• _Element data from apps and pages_
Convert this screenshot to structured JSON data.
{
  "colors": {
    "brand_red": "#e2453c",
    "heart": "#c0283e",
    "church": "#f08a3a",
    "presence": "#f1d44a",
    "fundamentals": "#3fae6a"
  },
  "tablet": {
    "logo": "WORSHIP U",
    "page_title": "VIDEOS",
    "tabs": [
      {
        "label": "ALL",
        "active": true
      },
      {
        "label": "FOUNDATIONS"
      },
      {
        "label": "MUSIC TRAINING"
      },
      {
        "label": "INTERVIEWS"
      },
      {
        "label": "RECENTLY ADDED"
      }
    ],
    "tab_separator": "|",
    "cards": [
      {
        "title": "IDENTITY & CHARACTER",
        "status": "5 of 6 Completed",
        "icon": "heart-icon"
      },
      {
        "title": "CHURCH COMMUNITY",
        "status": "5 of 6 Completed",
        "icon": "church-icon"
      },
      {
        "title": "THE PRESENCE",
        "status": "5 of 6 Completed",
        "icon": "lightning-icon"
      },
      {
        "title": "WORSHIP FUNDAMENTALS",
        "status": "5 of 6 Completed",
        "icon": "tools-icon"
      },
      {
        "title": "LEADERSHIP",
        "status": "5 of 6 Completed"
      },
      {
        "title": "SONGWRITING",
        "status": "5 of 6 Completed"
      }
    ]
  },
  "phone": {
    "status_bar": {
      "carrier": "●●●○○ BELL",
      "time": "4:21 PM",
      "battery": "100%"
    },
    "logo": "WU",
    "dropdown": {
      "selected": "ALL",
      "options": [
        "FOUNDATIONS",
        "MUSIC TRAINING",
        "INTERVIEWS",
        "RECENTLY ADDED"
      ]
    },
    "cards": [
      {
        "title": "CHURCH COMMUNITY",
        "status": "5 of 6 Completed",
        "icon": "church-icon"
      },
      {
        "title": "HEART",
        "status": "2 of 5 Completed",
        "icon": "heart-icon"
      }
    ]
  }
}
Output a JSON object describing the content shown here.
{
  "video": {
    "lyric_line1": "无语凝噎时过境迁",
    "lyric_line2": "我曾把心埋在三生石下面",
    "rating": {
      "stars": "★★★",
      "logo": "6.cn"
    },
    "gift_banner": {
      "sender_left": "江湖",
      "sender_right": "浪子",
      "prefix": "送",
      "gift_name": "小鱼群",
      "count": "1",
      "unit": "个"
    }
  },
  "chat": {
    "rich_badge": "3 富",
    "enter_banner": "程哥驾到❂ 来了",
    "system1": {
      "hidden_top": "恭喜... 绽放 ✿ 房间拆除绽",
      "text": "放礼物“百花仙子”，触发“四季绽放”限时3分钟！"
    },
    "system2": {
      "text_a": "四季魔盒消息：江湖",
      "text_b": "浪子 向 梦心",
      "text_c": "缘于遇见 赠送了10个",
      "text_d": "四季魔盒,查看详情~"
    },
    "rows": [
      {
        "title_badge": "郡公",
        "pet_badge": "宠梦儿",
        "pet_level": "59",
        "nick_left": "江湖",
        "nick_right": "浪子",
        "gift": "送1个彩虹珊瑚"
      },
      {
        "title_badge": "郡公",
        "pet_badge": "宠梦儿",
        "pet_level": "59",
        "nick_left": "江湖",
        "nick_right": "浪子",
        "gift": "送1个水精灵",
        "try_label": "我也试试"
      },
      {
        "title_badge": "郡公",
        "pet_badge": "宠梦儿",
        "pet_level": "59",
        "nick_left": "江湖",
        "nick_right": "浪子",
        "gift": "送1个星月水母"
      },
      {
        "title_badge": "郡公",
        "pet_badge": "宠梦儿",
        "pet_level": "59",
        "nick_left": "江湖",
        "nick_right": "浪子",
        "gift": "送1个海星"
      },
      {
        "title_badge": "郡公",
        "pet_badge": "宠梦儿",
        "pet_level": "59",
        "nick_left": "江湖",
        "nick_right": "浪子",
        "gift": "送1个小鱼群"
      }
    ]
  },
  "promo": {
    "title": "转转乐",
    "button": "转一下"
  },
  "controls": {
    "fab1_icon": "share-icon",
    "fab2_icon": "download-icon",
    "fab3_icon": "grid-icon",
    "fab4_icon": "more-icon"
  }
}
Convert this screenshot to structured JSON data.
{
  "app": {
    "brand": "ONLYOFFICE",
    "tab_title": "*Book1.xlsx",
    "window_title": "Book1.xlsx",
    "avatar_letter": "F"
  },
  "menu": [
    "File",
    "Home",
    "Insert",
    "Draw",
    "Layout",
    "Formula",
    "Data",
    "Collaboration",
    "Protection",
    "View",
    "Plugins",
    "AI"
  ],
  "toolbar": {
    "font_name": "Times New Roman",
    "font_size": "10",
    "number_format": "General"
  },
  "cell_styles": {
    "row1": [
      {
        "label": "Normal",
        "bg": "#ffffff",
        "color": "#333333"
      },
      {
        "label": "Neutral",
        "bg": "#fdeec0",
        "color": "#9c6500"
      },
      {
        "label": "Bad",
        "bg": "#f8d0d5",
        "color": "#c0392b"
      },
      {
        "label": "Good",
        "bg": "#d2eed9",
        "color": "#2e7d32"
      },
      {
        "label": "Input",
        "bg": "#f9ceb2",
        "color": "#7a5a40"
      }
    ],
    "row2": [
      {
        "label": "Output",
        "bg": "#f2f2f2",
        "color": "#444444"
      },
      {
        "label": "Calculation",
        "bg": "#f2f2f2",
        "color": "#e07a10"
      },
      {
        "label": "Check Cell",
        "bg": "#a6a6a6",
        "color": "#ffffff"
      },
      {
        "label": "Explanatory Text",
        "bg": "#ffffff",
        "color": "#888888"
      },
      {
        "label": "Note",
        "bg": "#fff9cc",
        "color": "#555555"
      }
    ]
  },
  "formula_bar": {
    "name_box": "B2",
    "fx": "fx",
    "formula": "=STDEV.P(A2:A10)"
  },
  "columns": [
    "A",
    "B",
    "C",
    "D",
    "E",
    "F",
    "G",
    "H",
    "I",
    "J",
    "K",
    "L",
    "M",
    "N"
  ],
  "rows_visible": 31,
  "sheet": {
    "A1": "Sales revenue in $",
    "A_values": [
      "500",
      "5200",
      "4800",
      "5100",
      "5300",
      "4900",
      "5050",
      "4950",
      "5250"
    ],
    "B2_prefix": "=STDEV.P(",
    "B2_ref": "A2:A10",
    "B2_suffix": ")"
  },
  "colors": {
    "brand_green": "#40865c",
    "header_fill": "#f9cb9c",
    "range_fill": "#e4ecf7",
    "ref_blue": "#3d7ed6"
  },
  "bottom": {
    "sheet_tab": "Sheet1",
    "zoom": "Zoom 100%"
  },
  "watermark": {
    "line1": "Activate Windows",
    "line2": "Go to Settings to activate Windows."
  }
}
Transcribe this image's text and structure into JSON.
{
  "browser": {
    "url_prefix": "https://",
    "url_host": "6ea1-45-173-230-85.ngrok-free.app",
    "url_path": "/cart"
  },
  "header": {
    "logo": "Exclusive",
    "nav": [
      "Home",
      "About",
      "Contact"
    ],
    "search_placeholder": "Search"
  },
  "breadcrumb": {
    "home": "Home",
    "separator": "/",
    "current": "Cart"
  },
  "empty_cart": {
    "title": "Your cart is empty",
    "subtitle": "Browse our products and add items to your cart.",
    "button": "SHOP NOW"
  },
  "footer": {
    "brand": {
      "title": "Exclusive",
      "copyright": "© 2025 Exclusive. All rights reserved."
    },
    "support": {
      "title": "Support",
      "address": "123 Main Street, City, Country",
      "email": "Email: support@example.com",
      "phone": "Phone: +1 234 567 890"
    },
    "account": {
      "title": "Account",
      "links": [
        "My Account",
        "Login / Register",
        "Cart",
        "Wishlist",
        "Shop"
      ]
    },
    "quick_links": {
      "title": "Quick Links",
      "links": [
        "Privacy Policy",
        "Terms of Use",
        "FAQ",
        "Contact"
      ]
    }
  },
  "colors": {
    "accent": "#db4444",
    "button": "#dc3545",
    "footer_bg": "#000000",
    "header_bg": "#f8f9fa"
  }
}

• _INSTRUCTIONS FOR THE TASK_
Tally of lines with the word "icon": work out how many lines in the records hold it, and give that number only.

• _EXERCISE SOLUTION_
10